**Task statement:** Please output the records below in full, exactly as given, but without the images.

#####

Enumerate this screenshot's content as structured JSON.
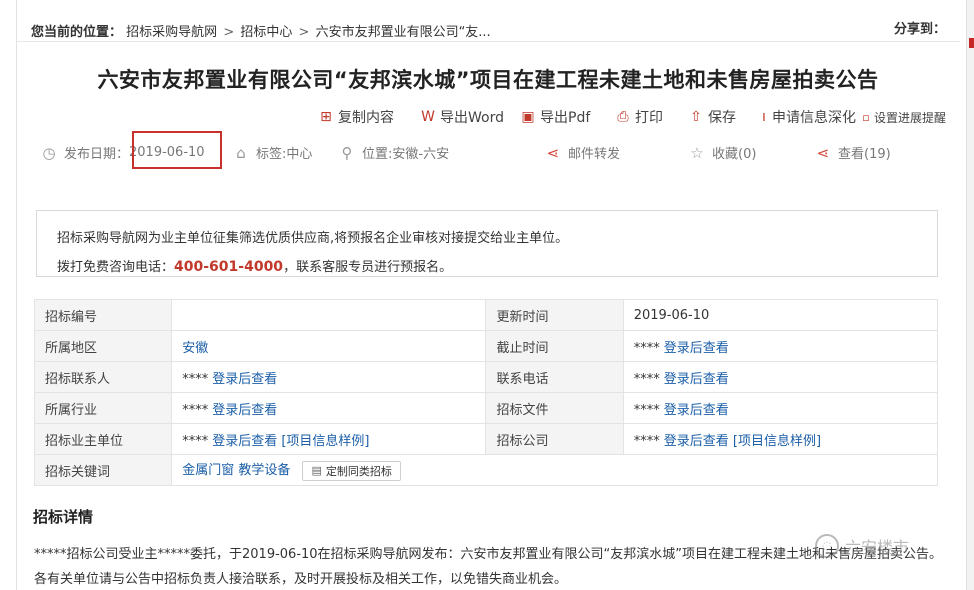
{
  "breadcrumb": {
    "lead": "您当前的位置：",
    "items": [
      "招标采购导航网",
      "招标中心",
      "六安市友邦置业有限公司“友..."
    ],
    "sep": ">",
    "share_label": "分享到："
  },
  "title": "六安市友邦置业有限公司“友邦滨水城”项目在建工程未建土地和未售房屋拍卖公告",
  "actions": {
    "copy": "复制内容",
    "export_word": "导出Word",
    "export_pdf": "导出Pdf",
    "print": "打印",
    "save": "保存",
    "deepen": "申请信息深化",
    "remind": "设置进展提醒"
  },
  "meta": {
    "date_label": "发布日期：",
    "date": "2019-06-10",
    "tag_label": "标签:中心",
    "location_label": "位置:安徽-六安",
    "mail": "邮件转发",
    "favorite": "收藏(0)",
    "views": "查看(19)"
  },
  "notice": {
    "line1": "招标采购导航网为业主单位征集筛选优质供应商,将预报名企业审核对接提交给业主单位。",
    "line2_pre": "拨打免费咨询电话：",
    "phone": "400-601-4000",
    "line2_post": "，联系客服专员进行预报名。"
  },
  "table": {
    "rows": [
      {
        "k1": "招标编号",
        "v1": "",
        "k2": "更新时间",
        "v2": "2019-06-10"
      },
      {
        "k1": "所属地区",
        "v1": "安徽",
        "k2": "截止时间",
        "v2_stars": "****",
        "v2_link": "登录后查看"
      },
      {
        "k1": "招标联系人",
        "v1_stars": "****",
        "v1_link": "登录后查看",
        "k2": "联系电话",
        "v2_stars": "****",
        "v2_link": "登录后查看"
      },
      {
        "k1": "所属行业",
        "v1_stars": "****",
        "v1_link": "登录后查看",
        "k2": "招标文件",
        "v2_stars": "****",
        "v2_link": "登录后查看"
      },
      {
        "k1": "招标业主单位",
        "v1_stars": "****",
        "v1_link": "登录后查看",
        "v1_extra": "[项目信息样例]",
        "k2": "招标公司",
        "v2_stars": "****",
        "v2_link": "登录后查看",
        "v2_extra": "[项目信息样例]"
      },
      {
        "k1": "招标关键词",
        "v1_link": "金属门窗 教学设备",
        "v1_button": "定制同类招标",
        "k2": "",
        "v2": ""
      }
    ]
  },
  "detail": {
    "heading": "招标详情",
    "text": "*****招标公司受业主*****委托，于2019-06-10在招标采购导航网发布：六安市友邦置业有限公司“友邦滨水城”项目在建工程未建土地和未售房屋拍卖公告。各有关单位请与公告中招标负责人接洽联系，及时开展投标及相关工作，以免错失商业机会。"
  },
  "watermark": {
    "text": "六安楼市"
  }
}
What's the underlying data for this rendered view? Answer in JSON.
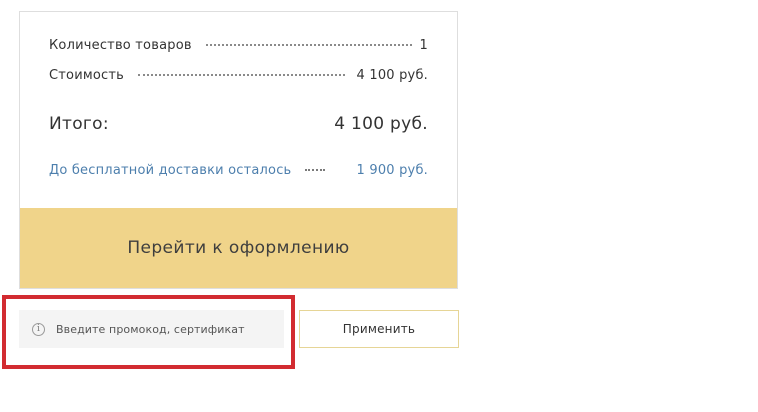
{
  "summary": {
    "items_count_label": "Количество товаров",
    "items_count_value": "1",
    "cost_label": "Стоимость",
    "cost_value": "4 100 руб.",
    "total_label": "Итого:",
    "total_value": "4 100 руб.",
    "free_delivery_label": "До бесплатной доставки осталось",
    "free_delivery_value": "1 900 руб."
  },
  "checkout_button_label": "Перейти к оформлению",
  "promo": {
    "info_icon": "info-icon",
    "icon_glyph": "i",
    "placeholder": "Введите промокод, сертификат",
    "apply_label": "Применить"
  },
  "colors": {
    "checkout_button_bg": "#f0d48a",
    "delivery_text": "#4d7fad",
    "highlight_border": "#d22b31",
    "apply_border": "#e6d596"
  }
}
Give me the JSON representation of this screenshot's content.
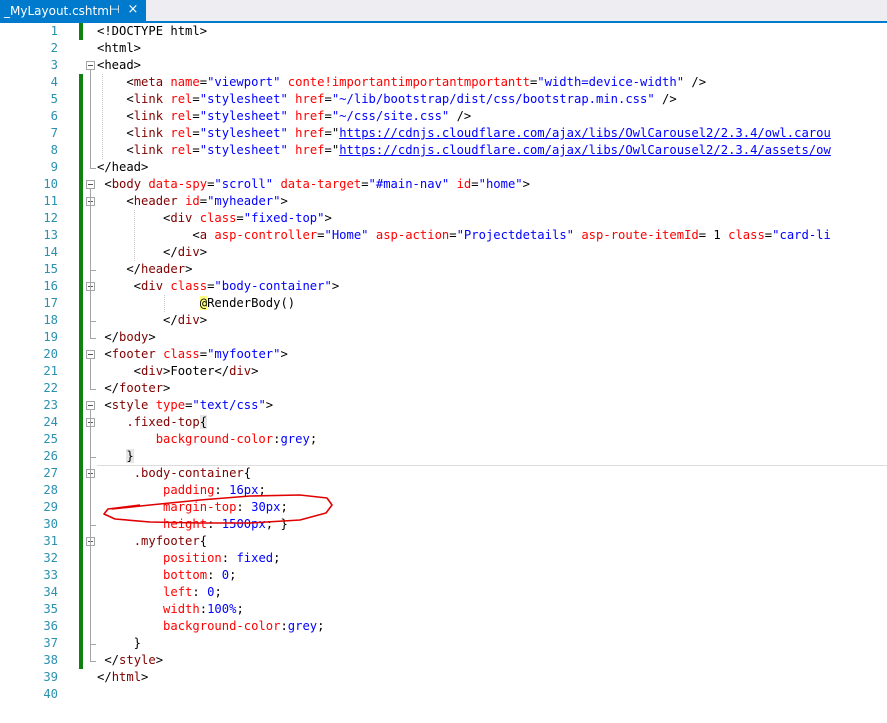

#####

**Result of the task:**
Enumerate this screenshot's content as structured JSON.
{
  "breadcrumb": {
    "lead": "您当前的位置：",
    "items": [
      "招标采购导航网",
      "招标中心",
      "六安市友邦置业有限公司“友..."
    ],
    "sep": ">",
    "share_label": "分享到："
  },
  "title": "六安市友邦置业有限公司“友邦滨水城”项目在建工程未建土地和未售房屋拍卖公告",
  "actions": {
    "copy": "复制内容",
    "export_word": "导出Word",
    "export_pdf": "导出Pdf",
    "print": "打印",
    "save": "保存",
    "deepen": "申请信息深化",
    "remind": "设置进展提醒"
  },
  "meta": {
    "date_label": "发布日期：",
    "date": "2019-06-10",
    "tag_label": "标签:中心",
    "location_label": "位置:安徽-六安",
    "mail": "邮件转发",
    "favorite": "收藏(0)",
    "views": "查看(19)"
  },
  "notice": {
    "line1": "招标采购导航网为业主单位征集筛选优质供应商,将预报名企业审核对接提交给业主单位。",
    "line2_pre": "拨打免费咨询电话：",
    "phone": "400-601-4000",
    "line2_post": "，联系客服专员进行预报名。"
  },
  "table": {
    "rows": [
      {
        "k1": "招标编号",
        "v1": "",
        "k2": "更新时间",
        "v2": "2019-06-10"
      },
      {
        "k1": "所属地区",
        "v1": "安徽",
        "k2": "截止时间",
        "v2_stars": "****",
        "v2_link": "登录后查看"
      },
      {
        "k1": "招标联系人",
        "v1_stars": "****",
        "v1_link": "登录后查看",
        "k2": "联系电话",
        "v2_stars": "****",
        "v2_link": "登录后查看"
      },
      {
        "k1": "所属行业",
        "v1_stars": "****",
        "v1_link": "登录后查看",
        "k2": "招标文件",
        "v2_stars": "****",
        "v2_link": "登录后查看"
      },
      {
        "k1": "招标业主单位",
        "v1_stars": "****",
        "v1_link": "登录后查看",
        "v1_extra": "[项目信息样例]",
        "k2": "招标公司",
        "v2_stars": "****",
        "v2_link": "登录后查看",
        "v2_extra": "[项目信息样例]"
      },
      {
        "k1": "招标关键词",
        "v1_link": "金属门窗 教学设备",
        "v1_button": "定制同类招标",
        "k2": "",
        "v2": ""
      }
    ]
  },
  "detail": {
    "heading": "招标详情",
    "text": "*****招标公司受业主*****委托，于2019-06-10在招标采购导航网发布：六安市友邦置业有限公司“友邦滨水城”项目在建工程未建土地和未售房屋拍卖公告。各有关单位请与公告中招标负责人接洽联系，及时开展投标及相关工作，以免错失商业机会。"
  },
  "watermark": {
    "text": "六安楼市"
  }
}
What's the underlying data for this rendered view? Answer in JSON.
{
  "summary": {
    "items_count_label": "Количество товаров",
    "items_count_value": "1",
    "cost_label": "Стоимость",
    "cost_value": "4 100 руб.",
    "total_label": "Итого:",
    "total_value": "4 100 руб.",
    "free_delivery_label": "До бесплатной доставки осталось",
    "free_delivery_value": "1 900 руб."
  },
  "checkout_button_label": "Перейти к оформлению",
  "promo": {
    "info_icon": "info-icon",
    "icon_glyph": "i",
    "placeholder": "Введите промокод, сертификат",
    "apply_label": "Применить"
  },
  "colors": {
    "checkout_button_bg": "#f0d48a",
    "delivery_text": "#4d7fad",
    "highlight_border": "#d22b31",
    "apply_border": "#e6d596"
  }
}
Give me the JSON representation of this screenshot's content.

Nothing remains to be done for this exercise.